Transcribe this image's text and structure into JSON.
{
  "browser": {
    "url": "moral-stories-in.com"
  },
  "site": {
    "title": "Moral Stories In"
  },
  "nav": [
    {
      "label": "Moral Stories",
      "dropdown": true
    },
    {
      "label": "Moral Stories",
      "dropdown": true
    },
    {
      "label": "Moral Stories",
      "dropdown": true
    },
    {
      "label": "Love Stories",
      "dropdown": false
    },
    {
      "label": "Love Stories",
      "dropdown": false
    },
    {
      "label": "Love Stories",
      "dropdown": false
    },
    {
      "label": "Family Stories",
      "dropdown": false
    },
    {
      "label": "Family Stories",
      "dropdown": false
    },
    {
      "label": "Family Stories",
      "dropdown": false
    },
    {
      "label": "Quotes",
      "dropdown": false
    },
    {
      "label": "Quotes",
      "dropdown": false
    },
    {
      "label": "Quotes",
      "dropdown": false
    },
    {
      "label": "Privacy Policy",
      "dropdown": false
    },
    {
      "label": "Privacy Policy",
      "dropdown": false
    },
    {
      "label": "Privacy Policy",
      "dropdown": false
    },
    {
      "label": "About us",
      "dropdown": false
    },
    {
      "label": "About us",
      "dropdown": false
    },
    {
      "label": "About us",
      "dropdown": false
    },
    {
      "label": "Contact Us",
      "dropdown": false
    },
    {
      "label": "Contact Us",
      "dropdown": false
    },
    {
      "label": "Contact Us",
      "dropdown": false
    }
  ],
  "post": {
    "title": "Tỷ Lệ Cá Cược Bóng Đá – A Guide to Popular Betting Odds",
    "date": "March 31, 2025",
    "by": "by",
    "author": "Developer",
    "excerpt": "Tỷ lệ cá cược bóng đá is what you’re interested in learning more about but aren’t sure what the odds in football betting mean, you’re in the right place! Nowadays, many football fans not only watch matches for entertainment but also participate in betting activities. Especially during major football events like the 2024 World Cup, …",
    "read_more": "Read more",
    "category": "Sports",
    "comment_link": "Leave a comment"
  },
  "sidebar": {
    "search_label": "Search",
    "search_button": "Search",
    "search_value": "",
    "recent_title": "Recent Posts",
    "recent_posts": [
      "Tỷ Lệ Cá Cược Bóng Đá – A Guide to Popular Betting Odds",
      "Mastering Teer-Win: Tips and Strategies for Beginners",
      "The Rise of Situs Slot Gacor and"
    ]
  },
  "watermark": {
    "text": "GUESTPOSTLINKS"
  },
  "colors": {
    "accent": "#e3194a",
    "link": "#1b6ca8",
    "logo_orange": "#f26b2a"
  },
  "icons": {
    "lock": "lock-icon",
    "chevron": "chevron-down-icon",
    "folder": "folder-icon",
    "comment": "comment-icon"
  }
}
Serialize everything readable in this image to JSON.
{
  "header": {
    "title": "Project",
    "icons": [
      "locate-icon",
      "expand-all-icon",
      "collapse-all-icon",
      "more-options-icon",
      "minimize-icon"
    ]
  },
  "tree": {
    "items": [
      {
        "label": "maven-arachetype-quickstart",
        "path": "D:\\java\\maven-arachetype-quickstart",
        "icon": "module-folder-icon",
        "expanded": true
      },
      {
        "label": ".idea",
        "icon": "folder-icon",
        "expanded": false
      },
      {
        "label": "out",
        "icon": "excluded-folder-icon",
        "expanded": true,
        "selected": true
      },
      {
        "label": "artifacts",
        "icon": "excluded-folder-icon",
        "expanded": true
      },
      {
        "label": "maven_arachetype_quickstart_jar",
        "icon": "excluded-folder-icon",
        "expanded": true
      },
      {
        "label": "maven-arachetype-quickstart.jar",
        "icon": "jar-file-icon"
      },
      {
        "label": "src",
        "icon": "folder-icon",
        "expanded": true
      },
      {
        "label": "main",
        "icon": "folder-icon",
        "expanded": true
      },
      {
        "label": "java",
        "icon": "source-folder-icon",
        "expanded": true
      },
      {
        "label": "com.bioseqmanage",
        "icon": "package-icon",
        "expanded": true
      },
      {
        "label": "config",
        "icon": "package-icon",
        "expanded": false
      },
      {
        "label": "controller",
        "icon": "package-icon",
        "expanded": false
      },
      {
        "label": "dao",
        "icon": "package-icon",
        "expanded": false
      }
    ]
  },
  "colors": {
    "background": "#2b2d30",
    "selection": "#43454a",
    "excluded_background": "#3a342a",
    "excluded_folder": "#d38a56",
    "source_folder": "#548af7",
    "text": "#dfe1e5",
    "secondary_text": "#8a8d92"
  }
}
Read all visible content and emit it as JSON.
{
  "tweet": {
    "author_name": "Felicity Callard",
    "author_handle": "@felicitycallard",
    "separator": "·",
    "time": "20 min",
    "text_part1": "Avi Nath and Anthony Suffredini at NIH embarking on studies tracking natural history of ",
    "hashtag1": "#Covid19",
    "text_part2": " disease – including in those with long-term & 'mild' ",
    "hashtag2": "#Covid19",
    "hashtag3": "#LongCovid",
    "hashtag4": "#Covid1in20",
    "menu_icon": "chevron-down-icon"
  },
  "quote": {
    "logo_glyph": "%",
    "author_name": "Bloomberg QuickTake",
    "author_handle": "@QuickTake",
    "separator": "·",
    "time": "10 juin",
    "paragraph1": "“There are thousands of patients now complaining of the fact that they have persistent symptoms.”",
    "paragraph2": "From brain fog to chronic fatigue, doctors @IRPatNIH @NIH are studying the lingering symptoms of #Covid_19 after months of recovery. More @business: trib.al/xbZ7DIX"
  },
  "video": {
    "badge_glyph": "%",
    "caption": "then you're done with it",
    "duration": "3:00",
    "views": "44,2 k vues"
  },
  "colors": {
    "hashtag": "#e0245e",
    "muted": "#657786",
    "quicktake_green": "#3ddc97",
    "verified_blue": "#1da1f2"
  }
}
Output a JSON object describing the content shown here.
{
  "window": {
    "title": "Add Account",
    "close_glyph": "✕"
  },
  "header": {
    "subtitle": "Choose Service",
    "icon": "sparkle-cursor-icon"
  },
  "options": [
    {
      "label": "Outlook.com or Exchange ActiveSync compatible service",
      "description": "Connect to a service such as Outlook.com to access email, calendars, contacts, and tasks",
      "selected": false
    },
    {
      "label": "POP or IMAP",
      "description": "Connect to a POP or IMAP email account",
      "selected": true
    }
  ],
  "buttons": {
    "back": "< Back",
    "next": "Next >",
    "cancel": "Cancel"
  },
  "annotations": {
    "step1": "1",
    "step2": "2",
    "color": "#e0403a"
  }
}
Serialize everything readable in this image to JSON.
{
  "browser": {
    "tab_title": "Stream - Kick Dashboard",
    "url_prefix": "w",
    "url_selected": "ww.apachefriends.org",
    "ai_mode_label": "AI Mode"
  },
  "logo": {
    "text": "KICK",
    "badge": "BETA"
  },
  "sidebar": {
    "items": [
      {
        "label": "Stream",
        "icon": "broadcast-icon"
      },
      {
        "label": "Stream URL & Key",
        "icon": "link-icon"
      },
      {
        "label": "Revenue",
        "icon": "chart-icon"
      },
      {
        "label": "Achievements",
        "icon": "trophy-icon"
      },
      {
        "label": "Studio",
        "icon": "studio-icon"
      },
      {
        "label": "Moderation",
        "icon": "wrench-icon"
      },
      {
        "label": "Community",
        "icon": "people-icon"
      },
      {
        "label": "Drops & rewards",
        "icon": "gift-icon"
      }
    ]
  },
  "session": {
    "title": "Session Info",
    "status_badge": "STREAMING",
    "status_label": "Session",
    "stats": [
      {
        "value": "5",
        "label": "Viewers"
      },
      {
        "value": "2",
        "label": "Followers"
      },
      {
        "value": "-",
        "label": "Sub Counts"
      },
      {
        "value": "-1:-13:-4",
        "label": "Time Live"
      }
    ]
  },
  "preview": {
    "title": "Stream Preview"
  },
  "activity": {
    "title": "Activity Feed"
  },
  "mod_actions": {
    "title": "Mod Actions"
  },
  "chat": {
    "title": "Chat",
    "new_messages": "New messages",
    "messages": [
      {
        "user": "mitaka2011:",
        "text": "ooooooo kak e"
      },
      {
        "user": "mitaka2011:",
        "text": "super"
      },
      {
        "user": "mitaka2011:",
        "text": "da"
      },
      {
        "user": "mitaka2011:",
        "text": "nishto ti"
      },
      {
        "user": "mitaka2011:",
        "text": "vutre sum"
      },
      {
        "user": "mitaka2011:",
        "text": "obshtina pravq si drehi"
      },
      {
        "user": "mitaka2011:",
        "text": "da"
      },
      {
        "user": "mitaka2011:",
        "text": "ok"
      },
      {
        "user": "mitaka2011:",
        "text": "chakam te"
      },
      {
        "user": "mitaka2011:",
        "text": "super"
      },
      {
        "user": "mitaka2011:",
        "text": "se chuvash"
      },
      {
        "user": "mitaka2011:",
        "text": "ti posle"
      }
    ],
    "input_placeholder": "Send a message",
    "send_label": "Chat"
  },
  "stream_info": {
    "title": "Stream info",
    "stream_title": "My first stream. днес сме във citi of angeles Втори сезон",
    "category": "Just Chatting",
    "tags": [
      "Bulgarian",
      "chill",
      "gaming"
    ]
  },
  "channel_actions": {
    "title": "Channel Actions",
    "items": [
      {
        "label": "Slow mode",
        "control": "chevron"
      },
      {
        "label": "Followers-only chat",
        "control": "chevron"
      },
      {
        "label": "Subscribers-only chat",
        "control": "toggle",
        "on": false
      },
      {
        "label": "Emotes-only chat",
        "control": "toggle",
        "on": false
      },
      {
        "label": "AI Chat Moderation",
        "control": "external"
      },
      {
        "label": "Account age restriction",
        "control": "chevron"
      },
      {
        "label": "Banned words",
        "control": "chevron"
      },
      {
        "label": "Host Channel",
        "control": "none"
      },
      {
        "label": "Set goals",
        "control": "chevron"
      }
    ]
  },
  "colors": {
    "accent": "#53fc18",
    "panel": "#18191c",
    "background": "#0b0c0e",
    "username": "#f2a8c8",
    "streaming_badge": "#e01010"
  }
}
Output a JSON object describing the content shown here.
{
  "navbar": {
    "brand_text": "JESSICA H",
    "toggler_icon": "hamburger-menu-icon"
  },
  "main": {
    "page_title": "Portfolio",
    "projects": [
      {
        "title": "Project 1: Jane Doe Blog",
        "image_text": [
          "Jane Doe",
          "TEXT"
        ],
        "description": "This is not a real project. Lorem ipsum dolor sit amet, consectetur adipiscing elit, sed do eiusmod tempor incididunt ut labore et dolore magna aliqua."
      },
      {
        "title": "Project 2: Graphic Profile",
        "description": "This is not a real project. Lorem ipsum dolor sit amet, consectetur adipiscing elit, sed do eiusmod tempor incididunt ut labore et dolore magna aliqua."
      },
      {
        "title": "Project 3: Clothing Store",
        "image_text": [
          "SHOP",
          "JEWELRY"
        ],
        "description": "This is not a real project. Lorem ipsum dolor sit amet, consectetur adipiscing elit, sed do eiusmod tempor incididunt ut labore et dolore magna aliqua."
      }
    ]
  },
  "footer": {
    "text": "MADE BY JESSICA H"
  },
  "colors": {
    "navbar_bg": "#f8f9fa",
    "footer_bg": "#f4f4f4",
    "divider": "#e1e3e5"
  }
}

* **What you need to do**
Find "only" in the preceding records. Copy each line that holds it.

* **Expected answer**
    "excerpt": "Tỷ lệ cá cược bóng đá is what you’re interested in learning more about but aren’t sure what the odds in football betting mean, you’re in the right place! Nowadays, many football fans not only watch matches for entertainment but also participate in betting activities. Especially during major football events like the 2024 World Cup, …",
        "label": "Followers-only chat",
        "label": "Subscribers-only chat",
        "label": "Emotes-only chat",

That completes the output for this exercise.